With the potential of a new era of global protectionism and ‘extreme’ vetting for immigrants to the United States on our near horizon, at least one thing needs to remain constant to keep the United States relevant in the arena of international business: a constant churn of young talent ready to join the labor force with job ready, hands-on, verifiable technical skills that global corporations demand.
If the US labor force can’t accomplish this domestically, corporations will continue to, as they have in the recent past, go off shore for technical talent to countries like India, China and Bulgaria where these technical skills like Object Oriented Programming, Web Development and Database Design, among others are still relatively cheap.
Our nation has two essential ways to remain globally competitive with regard to keeping the brains that make our economically and strategically vital infrastructure function:
1. Invest in and maintain a domestic pool of technically adept knowledge workers
2. Import a pool of technically adept knowledge workers from select trading partner nations
Without these people and these types of technical skills, vital functions of our economy like the internet could simply cease to function. It is imperative therefore, without a significant Federal investment in educational infrastructure into the college transfer and articulation process, for us to, at a minimum to review and improve upon the process for bringing these brains to the United States.
Today the H-1B program, put together by the Department of Labor, allows about 65,000 immigrants to enter the country each year as temporary workers. The incoming administration needs to expand H-1B program, not reduce it. The current lottery process does not insure that we are bringing in the best and brightest, just the luckiest. The administration also needs to insure that the technical infrastructure that supports the H-1B implements the latest technologies available for vetting the imported skills, and that there is indeed a ROI for the American public, that there is a path to citizenship in place for temporary workers, and that at least a majority of the money from high paying jobs that are facilitated via the H-1B are re-invested in the United States.
How does metaCAMPUS support a ‘to-be’ H-1B Visa Process?
Imagine a world that by 2020 facilitates the tracking and approval of accredited curriculum through a purely digital process. Institutions of higher learning in India, China, Bulgaria and the United States would be able to review student learning outcomes and curriculum outlines, where global brick and mortar and digital learners would be able to store and share, secure branded tokens of competency in particular skills sets. An undergraduate student or experienced engineer, would be able to release their branded, verified competencies to the US Department of Labor, allowing the number of annual H-1B Visa immigrants to jump from 65,000 to 650,000 by circumventing the archaic, paper burdened H-1B degree vetting process and credential verification.
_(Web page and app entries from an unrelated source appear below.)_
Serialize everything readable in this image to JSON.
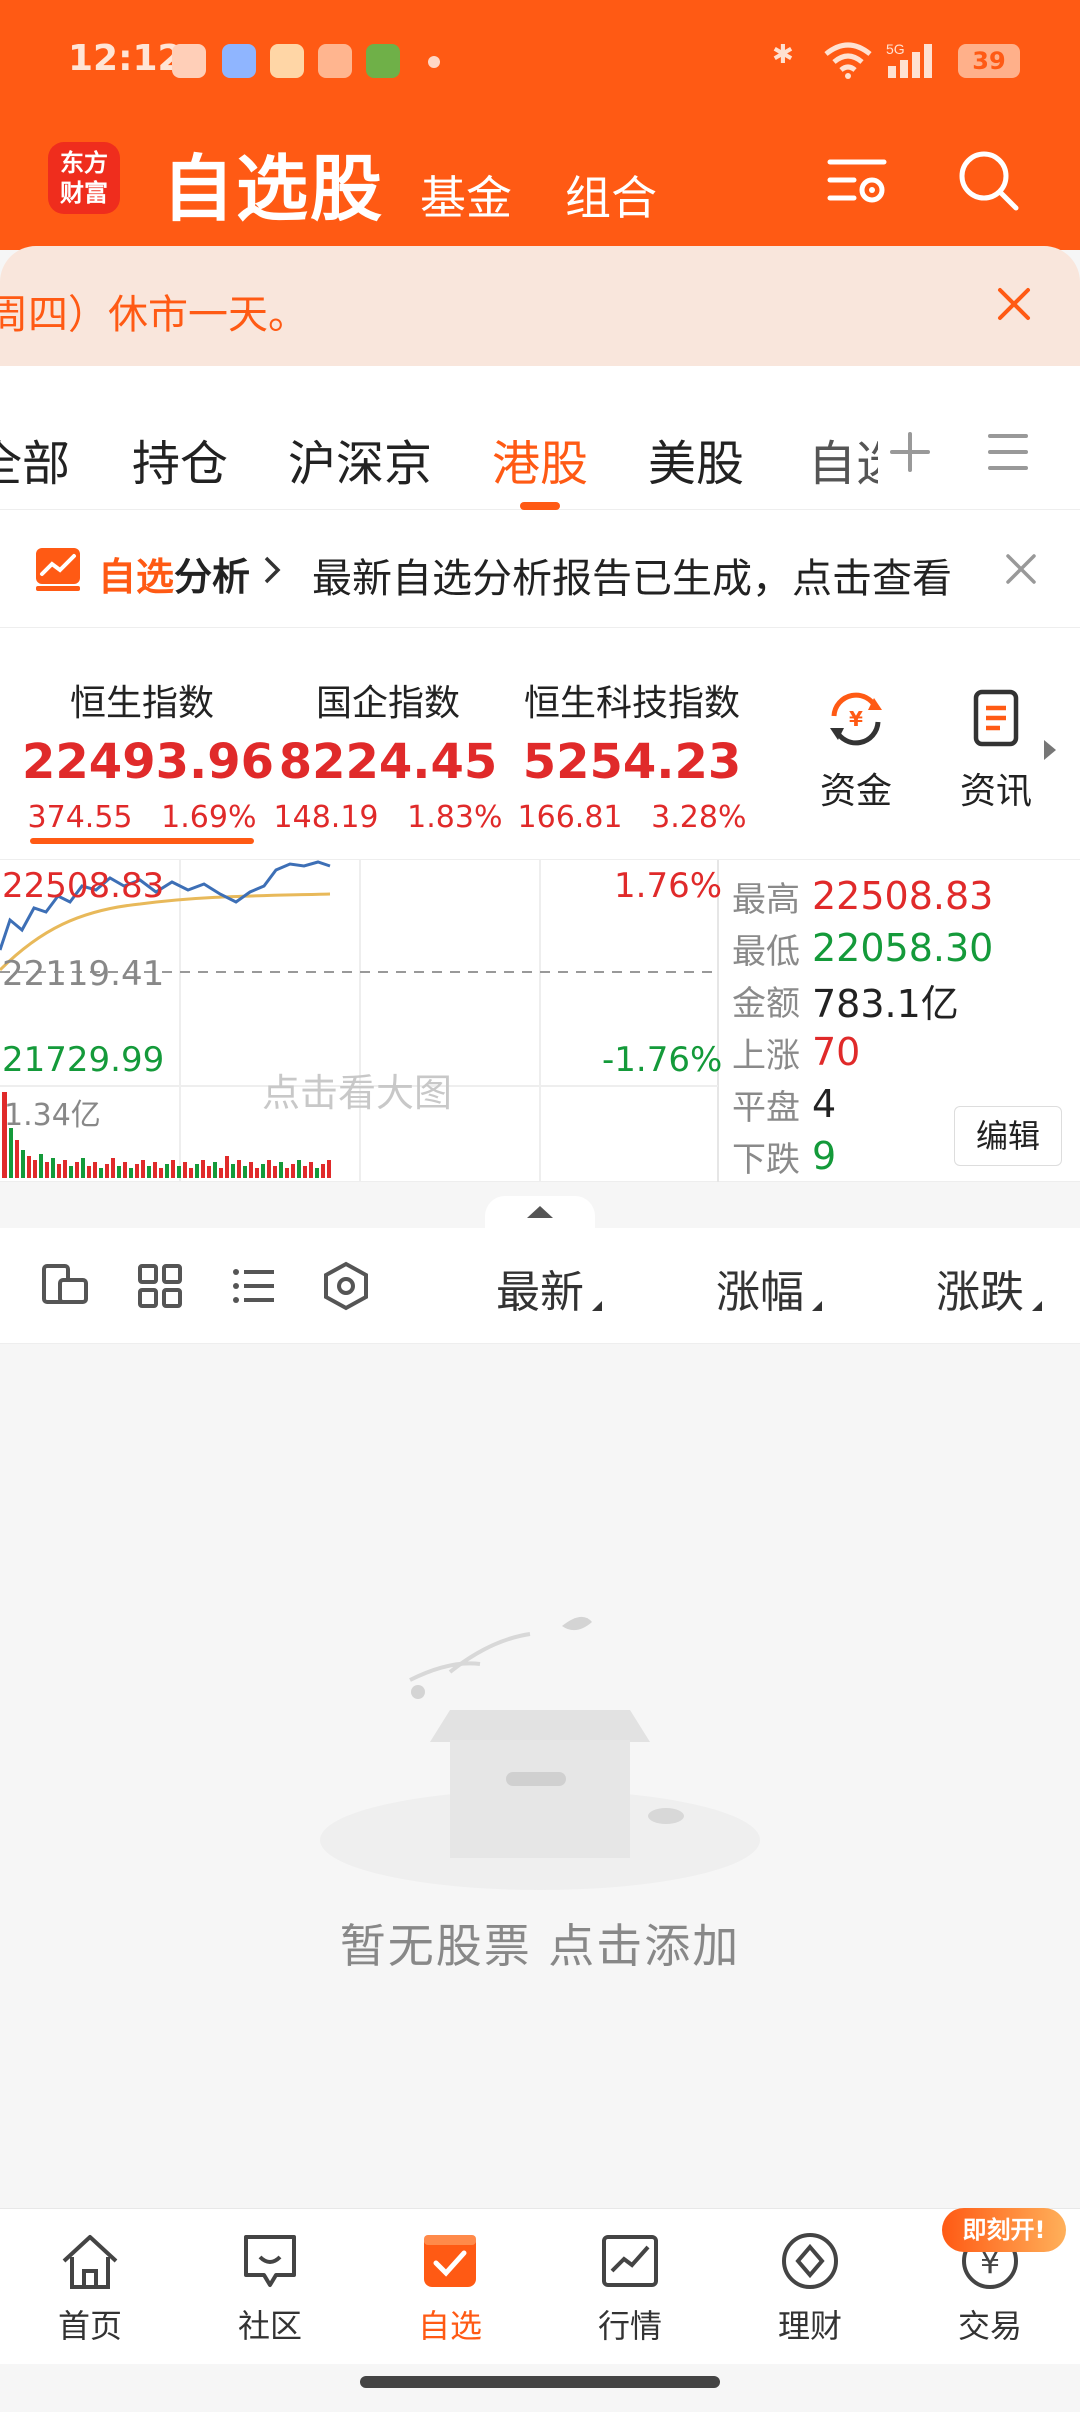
{
  "status_bar": {
    "time": "12:12",
    "battery": "39"
  },
  "header": {
    "logo": [
      "东方",
      "财富"
    ],
    "title": "自选股",
    "tabs": [
      "基金",
      "组合"
    ]
  },
  "notice": {
    "text": "周四）休市一天。"
  },
  "tabs": {
    "items": [
      "全部",
      "持仓",
      "沪深京",
      "港股",
      "美股",
      "自选"
    ],
    "active": "港股"
  },
  "analysis": {
    "title_accent": "自选",
    "title_rest": "分析",
    "message": "最新自选分析报告已生成，点击查看"
  },
  "indices": [
    {
      "name": "恒生指数",
      "value": "22493.96",
      "change": "374.55",
      "percent": "1.69%"
    },
    {
      "name": "国企指数",
      "value": "8224.45",
      "change": "148.19",
      "percent": "1.83%"
    },
    {
      "name": "恒生科技指数",
      "value": "5254.23",
      "change": "166.81",
      "percent": "3.28%"
    }
  ],
  "quick_actions": [
    {
      "label": "资金",
      "icon": "yuan-cycle-icon"
    },
    {
      "label": "资讯",
      "icon": "document-icon"
    }
  ],
  "chart": {
    "top_price": "22508.83",
    "mid_price": "22119.41",
    "bottom_price": "21729.99",
    "top_pct": "1.76%",
    "bottom_pct": "-1.76%",
    "volume": "1.34亿",
    "overlay_text": "点击看大图",
    "colors": {
      "up": "#e02a2a",
      "down": "#149a3a",
      "line": "#3d6fb6",
      "avg": "#e8b95a"
    }
  },
  "stats": {
    "high_label": "最高",
    "high": "22508.83",
    "low_label": "最低",
    "low": "22058.30",
    "amount_label": "金额",
    "amount": "783.1亿",
    "up_label": "上涨",
    "up": "70",
    "flat_label": "平盘",
    "flat": "4",
    "down_label": "下跌",
    "down": "9",
    "edit_label": "编辑"
  },
  "toolbar": {
    "sort": [
      "最新",
      "涨幅",
      "涨跌"
    ]
  },
  "empty": {
    "text": "暂无股票  点击添加"
  },
  "bottom_nav": {
    "items": [
      {
        "label": "首页",
        "icon": "home-icon"
      },
      {
        "label": "社区",
        "icon": "chat-icon"
      },
      {
        "label": "自选",
        "icon": "checklist-icon"
      },
      {
        "label": "行情",
        "icon": "chart-icon"
      },
      {
        "label": "理财",
        "icon": "diamond-icon"
      },
      {
        "label": "交易",
        "icon": "yuan-icon"
      }
    ],
    "active": "自选",
    "promo": "即刻开!"
  }
}
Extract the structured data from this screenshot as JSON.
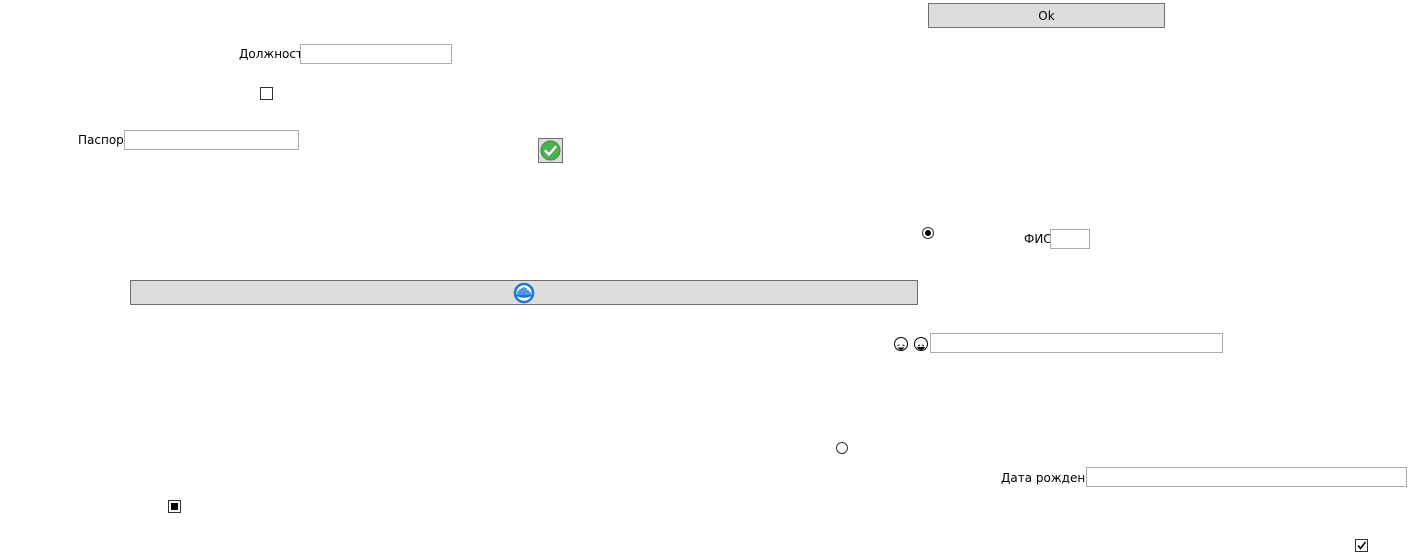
{
  "buttons": {
    "ok_label": "Ok",
    "loading_button_icon": "loading-spinner-icon",
    "confirm_image_button_icon": "green-check-icon"
  },
  "fields": {
    "position": {
      "label": "Должность",
      "value": ""
    },
    "passport": {
      "label": "Паспорт",
      "value": ""
    },
    "fio": {
      "label": "ФИО",
      "value": ""
    },
    "emoji_field": {
      "value": ""
    },
    "birth_date": {
      "label": "Дата рождения",
      "value": ""
    }
  },
  "checkboxes": {
    "checkbox_1": "unchecked",
    "checkbox_2": "indeterminate",
    "checkbox_3": "checked"
  },
  "radios": {
    "radio_1": "selected",
    "radio_2": "unselected"
  },
  "icons": {
    "emoji_1": "laughing-face-icon",
    "emoji_2": "grinning-face-icon"
  },
  "colors": {
    "button_bg": "#dddddd",
    "check_green": "#4caf50",
    "spinner_blue": "#1976d2"
  }
}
Such a solution exists in concept today, and with your support we will be ready to demonstrate a working prototype by 2017. To find out more about how metaCAMPUS supports the H-1B via its unique system of metaBADGES email firstname.lastname@example.org or fill out the form below: